3. Buspar is an anti-axiolytic and Klonopin is a benzodiazapene. There is no reason to take both of these, as they both have a similar effect. Be careful of Klonopin. It is highly addictive and it's therapeutic value is not so high as one develops tolerance quite quickly and then just takes it to avoid withdrawal symptoms. Normally we prescribe this for 10 days maximum, in cases where a person has difficulty sleeping. Just to "reset" their sleep mechanism.
Yea I research everything I take obsessively.
The thing about Klonopin is both true, and untrue. It will stop at least my form of OCD in its tracks(Pure OCD), but dependence IS unavoidable. The reason it's so effective for pure OCD is that the anxiety response of the obsessions and intrusive/invasive thoughts is what causes the OCD to keep going, like a horrible case of monkey mind driven by anxiety.

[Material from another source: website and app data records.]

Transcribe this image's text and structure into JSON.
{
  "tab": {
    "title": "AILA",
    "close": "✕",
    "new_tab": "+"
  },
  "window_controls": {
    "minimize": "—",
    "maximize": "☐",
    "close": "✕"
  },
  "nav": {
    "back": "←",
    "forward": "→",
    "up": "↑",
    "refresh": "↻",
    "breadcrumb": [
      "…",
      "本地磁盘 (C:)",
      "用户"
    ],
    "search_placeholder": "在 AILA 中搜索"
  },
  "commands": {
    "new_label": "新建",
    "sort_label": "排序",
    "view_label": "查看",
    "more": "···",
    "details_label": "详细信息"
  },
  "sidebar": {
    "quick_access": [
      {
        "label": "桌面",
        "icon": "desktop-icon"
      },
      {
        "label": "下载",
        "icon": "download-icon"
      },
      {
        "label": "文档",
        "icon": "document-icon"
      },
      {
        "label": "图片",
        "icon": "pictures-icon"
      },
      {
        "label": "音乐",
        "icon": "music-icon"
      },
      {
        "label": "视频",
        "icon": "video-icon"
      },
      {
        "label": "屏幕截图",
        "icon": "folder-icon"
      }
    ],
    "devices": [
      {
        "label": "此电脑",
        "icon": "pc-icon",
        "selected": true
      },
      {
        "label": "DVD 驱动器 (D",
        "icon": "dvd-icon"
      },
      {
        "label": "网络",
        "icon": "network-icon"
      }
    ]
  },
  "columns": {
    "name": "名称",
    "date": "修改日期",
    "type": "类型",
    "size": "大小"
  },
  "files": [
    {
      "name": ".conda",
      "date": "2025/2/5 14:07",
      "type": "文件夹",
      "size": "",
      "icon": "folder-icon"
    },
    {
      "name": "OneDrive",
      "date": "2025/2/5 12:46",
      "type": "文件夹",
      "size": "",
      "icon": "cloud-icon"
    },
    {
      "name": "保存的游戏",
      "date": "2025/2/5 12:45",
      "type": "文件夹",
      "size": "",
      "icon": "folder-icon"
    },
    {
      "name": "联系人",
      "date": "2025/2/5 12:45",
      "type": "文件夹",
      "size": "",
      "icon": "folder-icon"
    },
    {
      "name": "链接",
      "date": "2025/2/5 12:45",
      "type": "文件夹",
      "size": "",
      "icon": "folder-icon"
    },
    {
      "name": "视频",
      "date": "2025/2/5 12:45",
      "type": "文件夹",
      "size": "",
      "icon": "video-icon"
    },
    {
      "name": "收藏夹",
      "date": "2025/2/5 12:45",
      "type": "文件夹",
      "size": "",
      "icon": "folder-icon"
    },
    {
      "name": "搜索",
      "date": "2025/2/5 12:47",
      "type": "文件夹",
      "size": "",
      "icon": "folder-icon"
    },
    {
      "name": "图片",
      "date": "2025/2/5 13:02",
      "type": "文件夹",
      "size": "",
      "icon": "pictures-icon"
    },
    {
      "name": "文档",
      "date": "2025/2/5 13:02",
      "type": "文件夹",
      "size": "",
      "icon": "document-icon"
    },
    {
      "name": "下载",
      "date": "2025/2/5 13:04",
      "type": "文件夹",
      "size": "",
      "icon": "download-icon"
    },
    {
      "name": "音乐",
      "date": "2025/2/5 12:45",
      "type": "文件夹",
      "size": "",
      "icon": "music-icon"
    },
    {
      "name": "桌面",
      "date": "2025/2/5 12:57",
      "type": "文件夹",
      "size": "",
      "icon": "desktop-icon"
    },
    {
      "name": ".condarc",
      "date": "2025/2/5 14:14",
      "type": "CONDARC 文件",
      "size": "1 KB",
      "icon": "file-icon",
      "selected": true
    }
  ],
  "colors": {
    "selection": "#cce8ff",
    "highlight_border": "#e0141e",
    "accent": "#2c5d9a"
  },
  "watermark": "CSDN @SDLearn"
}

Your mind looks for a solution obsessively to the anxiety caused by the invasive thoughts/obsessive thoughts etc, which causes the thoughts to continue repeatedly. Each time said invasive thought happens, anxiety arises, and the mental seeking behavior continues, and causes even more anxiety, this anxiety causes the invasive thoughts to get worse, and it then loops in a vicious cycle. Klonopin kills anxiety completely, and thus stops the cycle. So it is effective, but do the benefits outweigh the negatives? No, not really.
I mean I recently realized it's a horrible solution after it was forcibly taken away from me.. Benzo Withdrawal ontop of Methadone withdrawal is not fun, especially when your in a tiny dorm surrounded by 140 people in close quarters with no place to hide ha. 'Not to mention the MH was giving me assloads of Ativan on tap, ONTOP of my Klonopin... so I was taking 2mg of Klonopin twice a day, and then 4mg of Ativan PRN every 2 Hours. Guess where I was every 2 hours? Damn right I was at the nursing station..and they sent me cold turkey from that to rehab pretty much. (they reduced it to every 8 hours for 2 days before they sent me, lololololol.)
But the reason benzos are a bad solution is precisely why they are so effective, they eliminate anxiety so completely and utterly that you no longer are forced to cope with it, and thus over time you completely lose all mental coping mechanisms for dealing with anxiety without it. So if you are on it long enough, ontop of the withdrawal, you now have to experience intense anxiety, and panic, with absolutely no way to really deal with it. You have to rebuild your coping mechanisms while going through hell essentially, anxiety that'd send most people to their graves early.
So I got off it completely, then went right back to it.
https://www.intrusivethoughts.org/ocd-s ... /pure-ocd/